Every week we have various lorries making deliveries up and down the country so we will work with you to arrange a delivery day when one of our lorries is in your area.
Is there anything else I'll need?
Screws for the Common Rafters
While the main frame is held with oak pegs, you'll need some stainless steel screws for the rafters. It's important to use a material like stainless steel that won't be corroded by the tanins in the oak.
Click here to download our leaflet on the screws needed (pdf)
Links to 150mm stainless steel screws:
Screws for the Battens and Optional Boarding
We recommend using 40mm stainless steel screws to fit your battens either across the gazebo rafters or across the boarding if you're choosing it. Softwood battens can be screwed straight in. If you're using oak battens, pre-drilling the battens will save a lot of effort as oak is very hard.
If you're fitting boarding under your shingles or tiles, we recommend 40mm stainless steel screws to fix it to the gazebo rafters. Because boarding has the potential to expand and contract with moisutre (see the information below about treating boarding), we recommend pre-drilling the boarding and holding it with the head of the screw so it has the ability to move slightly if required. Similarly, when fitting your boarding, don't butt it right together, but leave a small gap between the tongue and the groove to allow moisture movement if it needs it.
Sealant for Optional Boarding
If you're fitting boarding between the gazebo rafters and the battens and shingles, it's important that you seal it all round before installing it with something like an OSMO 420 protection oil to prevent moisture movement and any warping of the boards.
Nails for the Shingle Roof
If you're buying cedar shingles, we recommend Silicone Bronze ARS nails as they won't be corroded by the natural acidity of the cedar.
Click here to download our leaflet on battens and shingles (pdf).
Links to Silicone Bronze ARS Nails 31mm x 1.8mm:
How will my oak gazebo stand up to the weather? Will I need to protect it?
Your gazebo will be supplied untreated and it can be left like this. Depending on the environment, weather and amount of sunlight received, left untreated it will go the classic, mature silver grey colour within a few years. You can optionally stain or protect your gazebo to give it a deeper colour, bring out the grain of the oak or delay the turning of silver grey with UV protection. Previous customers have given good feedback on Osmo UV Protection Oil (Wood Finished Direct - OMSO 420 UV Protection Oil ).
Oak is a very durable timber and will easily last 25 years plus, even unprotected (the 15-25 years mentioned above is for oak embedded into the ground).

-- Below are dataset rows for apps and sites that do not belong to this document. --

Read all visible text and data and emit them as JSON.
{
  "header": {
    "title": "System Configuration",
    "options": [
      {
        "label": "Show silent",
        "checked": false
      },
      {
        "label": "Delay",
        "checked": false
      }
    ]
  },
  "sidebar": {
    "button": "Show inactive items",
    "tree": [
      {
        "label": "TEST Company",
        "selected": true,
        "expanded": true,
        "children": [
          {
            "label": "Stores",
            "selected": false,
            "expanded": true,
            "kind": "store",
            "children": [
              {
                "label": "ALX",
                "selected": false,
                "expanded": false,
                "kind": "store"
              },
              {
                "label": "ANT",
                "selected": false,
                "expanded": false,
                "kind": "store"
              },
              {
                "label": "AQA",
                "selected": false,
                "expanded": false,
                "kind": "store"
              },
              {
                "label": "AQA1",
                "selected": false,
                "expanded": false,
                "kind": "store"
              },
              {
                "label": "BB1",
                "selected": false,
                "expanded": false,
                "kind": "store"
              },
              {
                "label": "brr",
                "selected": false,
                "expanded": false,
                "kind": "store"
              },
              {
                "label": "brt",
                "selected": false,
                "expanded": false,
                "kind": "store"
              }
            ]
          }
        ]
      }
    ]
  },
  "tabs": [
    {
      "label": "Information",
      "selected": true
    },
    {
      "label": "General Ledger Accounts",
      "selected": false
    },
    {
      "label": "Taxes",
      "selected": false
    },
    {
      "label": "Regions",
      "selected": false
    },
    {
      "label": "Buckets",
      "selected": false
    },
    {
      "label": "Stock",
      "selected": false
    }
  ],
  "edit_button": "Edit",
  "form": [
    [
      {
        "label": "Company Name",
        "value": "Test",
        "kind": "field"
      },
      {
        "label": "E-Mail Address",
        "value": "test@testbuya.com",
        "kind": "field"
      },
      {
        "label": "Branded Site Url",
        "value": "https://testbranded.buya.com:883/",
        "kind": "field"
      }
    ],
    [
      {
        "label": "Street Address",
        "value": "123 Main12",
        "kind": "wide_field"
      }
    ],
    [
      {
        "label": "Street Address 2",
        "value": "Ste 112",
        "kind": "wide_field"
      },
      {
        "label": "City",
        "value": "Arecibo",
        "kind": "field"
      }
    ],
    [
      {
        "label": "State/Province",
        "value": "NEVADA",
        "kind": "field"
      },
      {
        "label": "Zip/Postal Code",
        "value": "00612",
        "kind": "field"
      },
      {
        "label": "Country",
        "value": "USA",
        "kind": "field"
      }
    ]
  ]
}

Your gazebo is made from "fresh sawn" oak. This type of oak is used in construction of buildings. As the oak naturally dries out, it will shrink ever so slightly across the width and the depth of the beams but not the length. This slight shrinkage pulls the mortice and tenon joints tighter and over time will likely result in surface "checking" or splitting as the gazebo matures. This is to be expected and is what gives long-standing oak structures their distinctive look and beautiful natural appearance.
The metre measurements given refer to the outside of one post to the outside of the other post across one side. It is therefore the total footprint area of your gazebo. If you need to work out the centre points for fitting steel rods for your gazebo to stand on, just take the width of one vertical post (150, 175 or 200mm) off the total measurement (full measurement minus one half of one post, minus one half of another post). At the bottom of the roof, the diagonal primary rafters will overhang the frame by approximately 160mm beyond the given base measurements (usually around 2 metres up).
Our gazebos are delivered ready for assembly at your site by your builder. Allow an approximate 6 - 8 week (from drawing sign off) lead time for us to make and deliver your bespoke gazebo.